** Data to examine follows **

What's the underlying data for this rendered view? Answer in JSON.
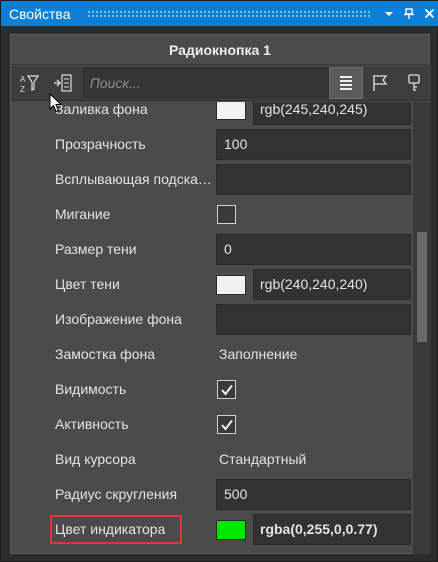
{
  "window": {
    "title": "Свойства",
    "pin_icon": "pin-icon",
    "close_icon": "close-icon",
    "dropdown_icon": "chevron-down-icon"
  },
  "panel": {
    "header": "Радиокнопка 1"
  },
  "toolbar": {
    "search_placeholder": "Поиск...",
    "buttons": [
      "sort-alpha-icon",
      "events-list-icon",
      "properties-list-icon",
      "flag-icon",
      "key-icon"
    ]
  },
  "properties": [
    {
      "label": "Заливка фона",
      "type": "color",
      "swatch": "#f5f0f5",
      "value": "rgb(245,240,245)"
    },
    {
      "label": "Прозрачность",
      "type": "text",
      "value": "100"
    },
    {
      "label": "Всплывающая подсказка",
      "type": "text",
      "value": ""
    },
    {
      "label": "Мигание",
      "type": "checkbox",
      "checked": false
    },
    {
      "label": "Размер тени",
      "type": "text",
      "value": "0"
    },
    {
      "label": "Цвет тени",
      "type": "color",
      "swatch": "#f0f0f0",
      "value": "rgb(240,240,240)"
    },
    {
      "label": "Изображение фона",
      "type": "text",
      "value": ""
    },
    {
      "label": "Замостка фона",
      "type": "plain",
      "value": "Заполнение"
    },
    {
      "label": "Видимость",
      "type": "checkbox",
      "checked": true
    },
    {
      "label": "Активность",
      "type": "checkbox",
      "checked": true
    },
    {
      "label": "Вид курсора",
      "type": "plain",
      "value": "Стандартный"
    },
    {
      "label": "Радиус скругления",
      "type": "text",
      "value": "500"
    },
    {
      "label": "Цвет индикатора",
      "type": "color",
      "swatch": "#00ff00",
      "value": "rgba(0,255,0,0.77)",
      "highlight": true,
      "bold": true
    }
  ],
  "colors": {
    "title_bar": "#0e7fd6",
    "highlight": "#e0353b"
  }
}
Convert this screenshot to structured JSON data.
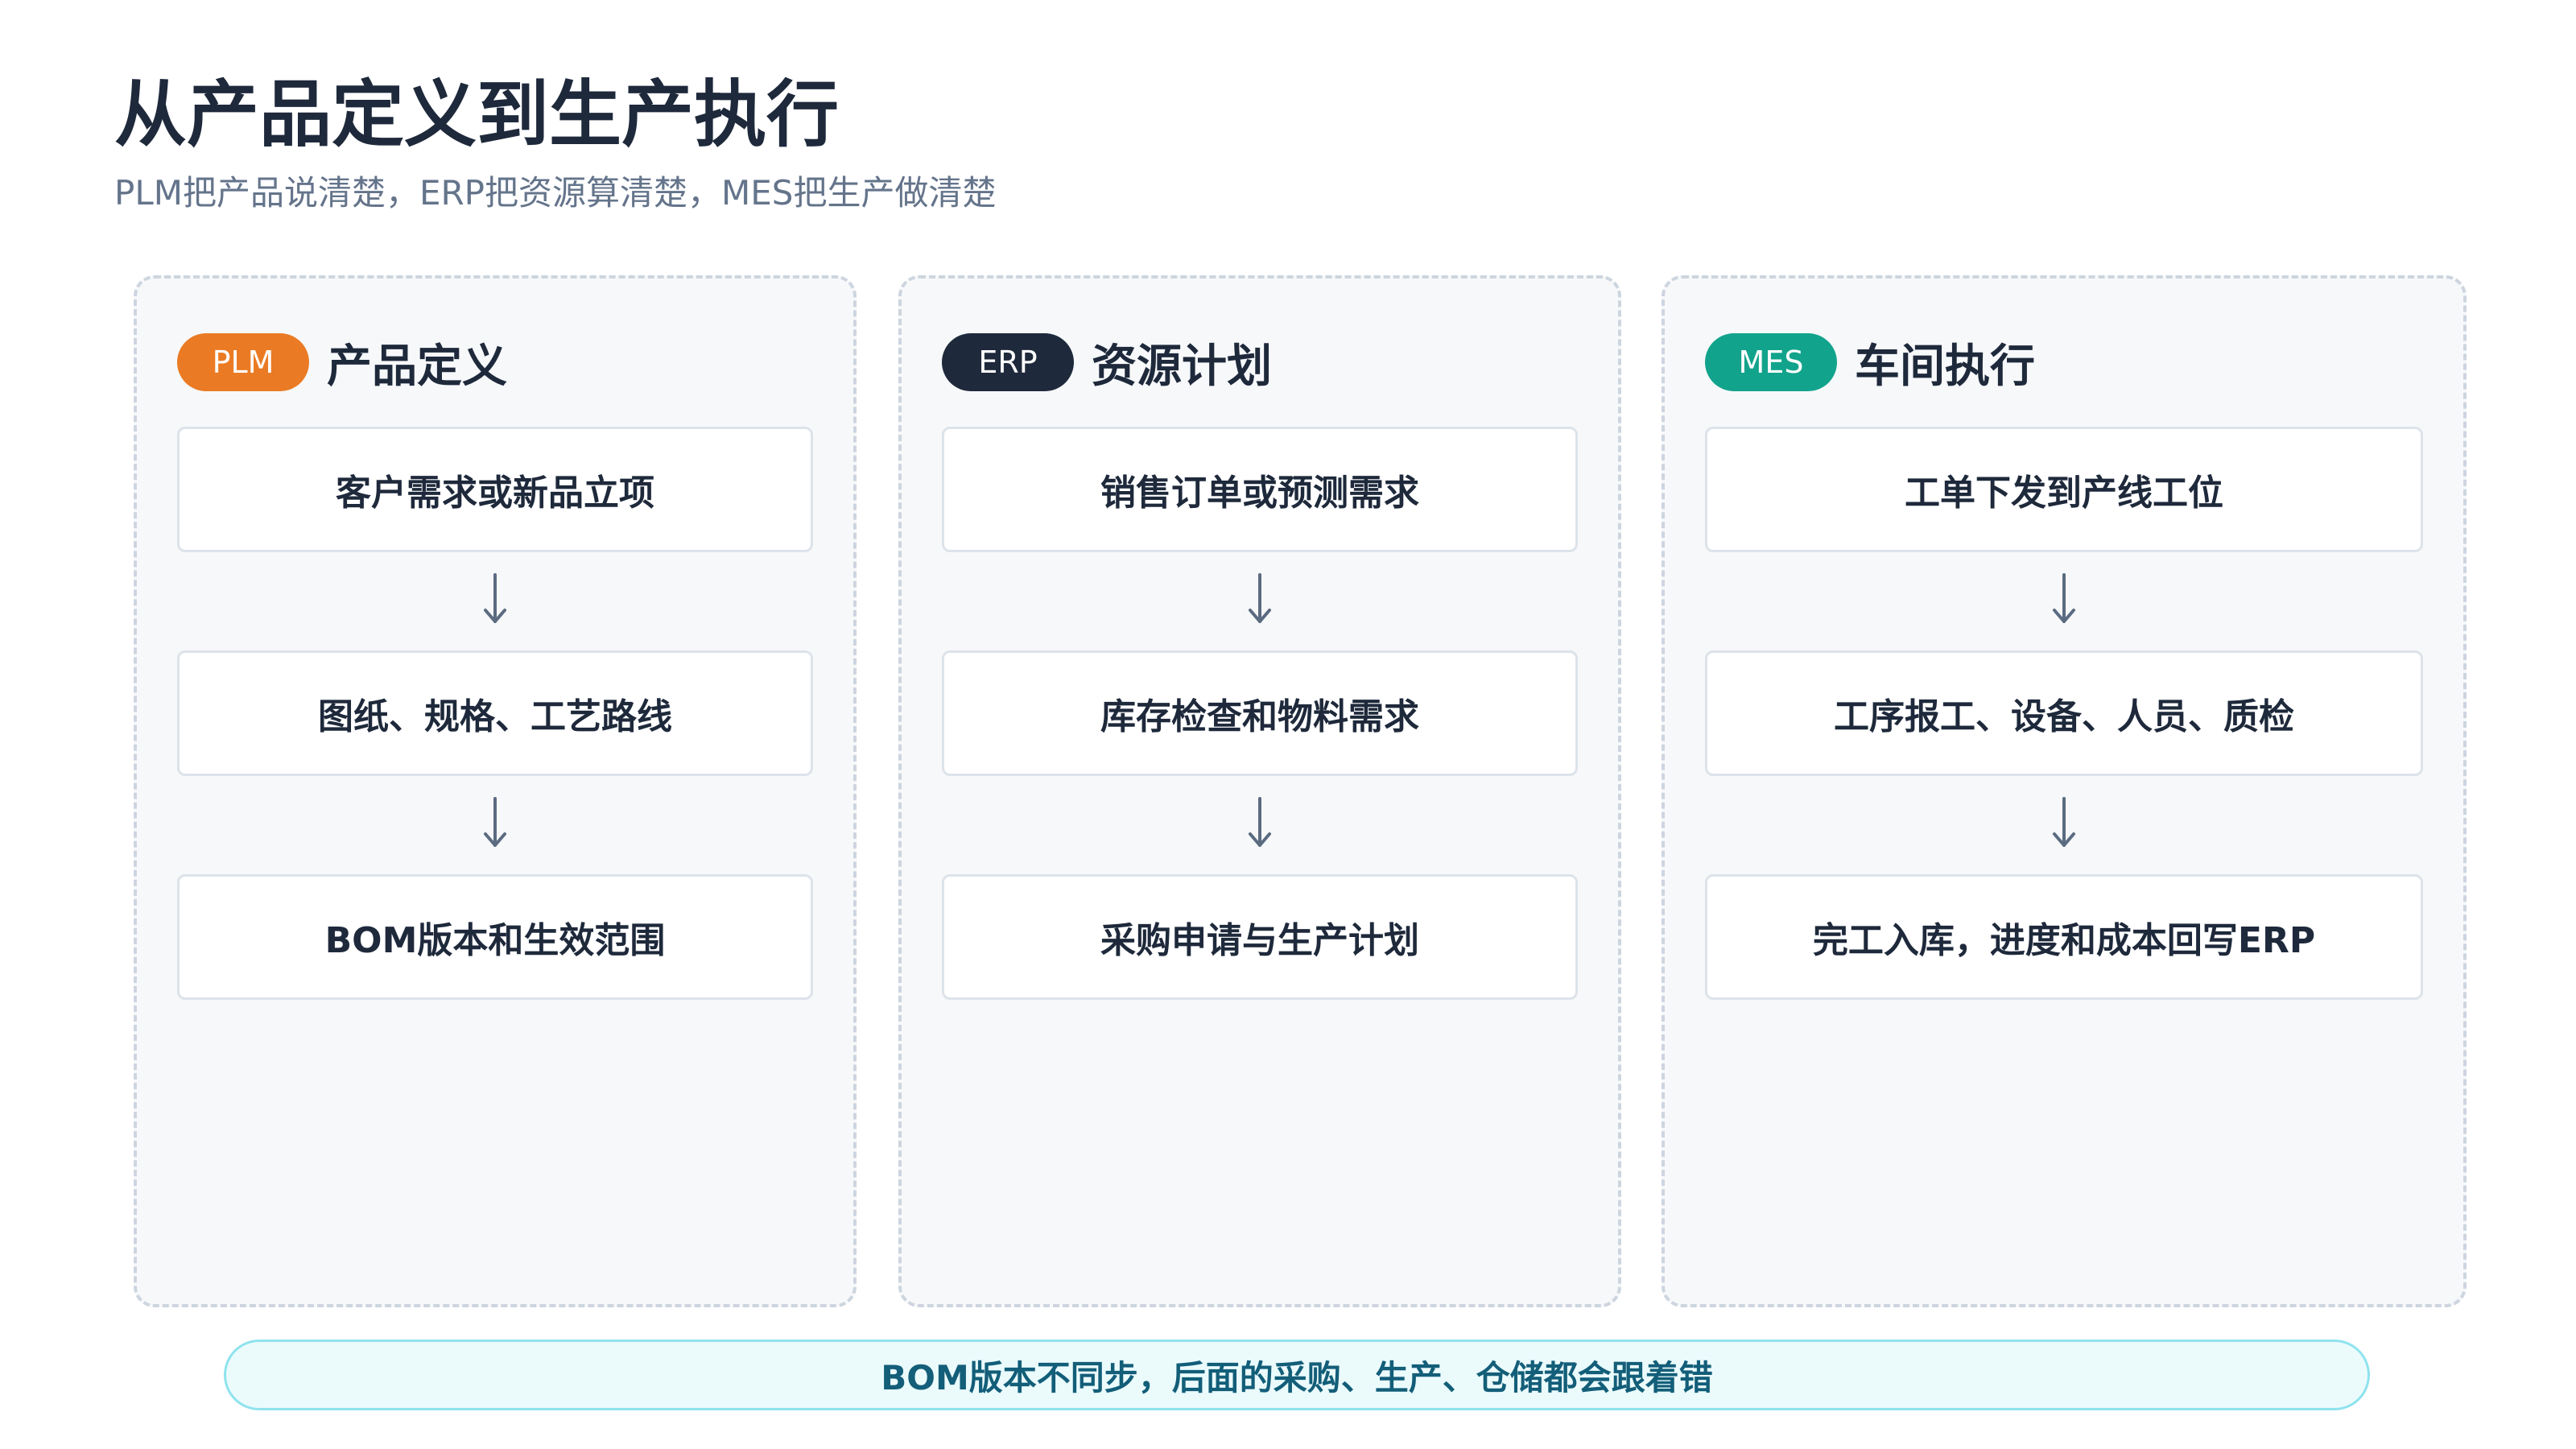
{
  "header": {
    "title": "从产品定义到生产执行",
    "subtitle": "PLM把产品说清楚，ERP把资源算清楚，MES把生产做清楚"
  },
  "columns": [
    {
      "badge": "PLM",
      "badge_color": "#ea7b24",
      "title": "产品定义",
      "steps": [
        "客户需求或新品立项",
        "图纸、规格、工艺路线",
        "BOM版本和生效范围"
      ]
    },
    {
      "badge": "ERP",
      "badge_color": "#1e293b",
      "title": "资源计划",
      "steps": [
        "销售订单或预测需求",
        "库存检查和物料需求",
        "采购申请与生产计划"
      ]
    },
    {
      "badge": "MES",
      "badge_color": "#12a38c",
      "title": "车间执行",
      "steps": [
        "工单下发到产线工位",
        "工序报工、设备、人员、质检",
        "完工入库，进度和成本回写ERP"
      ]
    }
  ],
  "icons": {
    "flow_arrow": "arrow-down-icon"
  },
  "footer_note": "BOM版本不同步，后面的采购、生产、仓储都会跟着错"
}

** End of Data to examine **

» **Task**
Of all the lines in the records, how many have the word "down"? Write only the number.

» **Result**
2